(Beginning of GIVEN RECORDS)

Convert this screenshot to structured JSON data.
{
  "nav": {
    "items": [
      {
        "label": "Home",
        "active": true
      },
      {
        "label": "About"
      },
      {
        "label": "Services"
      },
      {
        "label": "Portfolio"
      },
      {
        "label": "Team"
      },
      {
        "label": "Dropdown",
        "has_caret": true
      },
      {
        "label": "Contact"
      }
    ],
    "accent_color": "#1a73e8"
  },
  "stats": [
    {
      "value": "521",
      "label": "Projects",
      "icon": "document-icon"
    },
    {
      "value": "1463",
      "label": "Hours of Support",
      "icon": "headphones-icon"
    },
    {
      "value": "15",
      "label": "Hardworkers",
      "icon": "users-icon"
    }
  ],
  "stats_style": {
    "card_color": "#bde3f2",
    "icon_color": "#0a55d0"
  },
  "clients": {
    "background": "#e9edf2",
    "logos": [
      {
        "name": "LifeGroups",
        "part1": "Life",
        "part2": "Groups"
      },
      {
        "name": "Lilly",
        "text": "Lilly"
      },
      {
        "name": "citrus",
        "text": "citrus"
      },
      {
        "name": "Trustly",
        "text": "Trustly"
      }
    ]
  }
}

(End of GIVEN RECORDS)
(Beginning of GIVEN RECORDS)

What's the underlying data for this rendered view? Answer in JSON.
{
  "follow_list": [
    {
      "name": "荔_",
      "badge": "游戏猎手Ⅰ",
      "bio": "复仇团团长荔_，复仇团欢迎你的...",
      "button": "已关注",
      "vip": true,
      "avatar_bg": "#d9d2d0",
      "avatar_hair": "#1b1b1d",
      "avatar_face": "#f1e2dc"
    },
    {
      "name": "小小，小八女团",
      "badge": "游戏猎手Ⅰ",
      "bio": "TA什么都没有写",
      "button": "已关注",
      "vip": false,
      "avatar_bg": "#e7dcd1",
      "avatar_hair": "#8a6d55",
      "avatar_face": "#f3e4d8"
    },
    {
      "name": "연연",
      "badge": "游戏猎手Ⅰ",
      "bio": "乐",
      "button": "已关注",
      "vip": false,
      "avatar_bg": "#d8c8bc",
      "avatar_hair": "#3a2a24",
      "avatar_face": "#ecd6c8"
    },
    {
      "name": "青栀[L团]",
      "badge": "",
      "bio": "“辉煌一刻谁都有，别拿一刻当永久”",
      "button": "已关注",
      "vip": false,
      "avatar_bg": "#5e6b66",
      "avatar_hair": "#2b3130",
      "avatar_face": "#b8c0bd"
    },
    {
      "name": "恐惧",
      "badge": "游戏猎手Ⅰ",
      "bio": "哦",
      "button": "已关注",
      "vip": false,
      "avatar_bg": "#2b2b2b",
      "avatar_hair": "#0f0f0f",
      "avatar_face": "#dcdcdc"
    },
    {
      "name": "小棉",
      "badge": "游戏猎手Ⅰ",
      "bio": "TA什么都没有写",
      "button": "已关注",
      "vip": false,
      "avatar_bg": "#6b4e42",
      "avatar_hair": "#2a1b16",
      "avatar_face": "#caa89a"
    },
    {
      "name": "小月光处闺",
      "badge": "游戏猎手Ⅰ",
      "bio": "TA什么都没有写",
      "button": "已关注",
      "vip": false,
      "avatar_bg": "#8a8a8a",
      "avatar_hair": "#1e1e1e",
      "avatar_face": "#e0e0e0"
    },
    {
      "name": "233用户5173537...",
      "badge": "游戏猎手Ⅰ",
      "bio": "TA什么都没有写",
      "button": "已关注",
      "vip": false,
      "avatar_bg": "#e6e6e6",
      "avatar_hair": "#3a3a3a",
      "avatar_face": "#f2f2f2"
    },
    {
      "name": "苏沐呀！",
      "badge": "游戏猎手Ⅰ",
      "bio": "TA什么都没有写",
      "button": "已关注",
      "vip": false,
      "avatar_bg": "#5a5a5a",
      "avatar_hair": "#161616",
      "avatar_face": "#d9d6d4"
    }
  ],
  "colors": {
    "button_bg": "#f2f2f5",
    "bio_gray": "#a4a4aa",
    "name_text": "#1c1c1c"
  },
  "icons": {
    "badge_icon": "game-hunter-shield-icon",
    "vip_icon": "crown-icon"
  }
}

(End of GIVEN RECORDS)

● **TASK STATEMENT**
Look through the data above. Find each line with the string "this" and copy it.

● **SOLUTION TO THE PROBLEM**
Convert this screenshot to structured JSON data.
What's the underlying data for this rendered view? Answer in JSON.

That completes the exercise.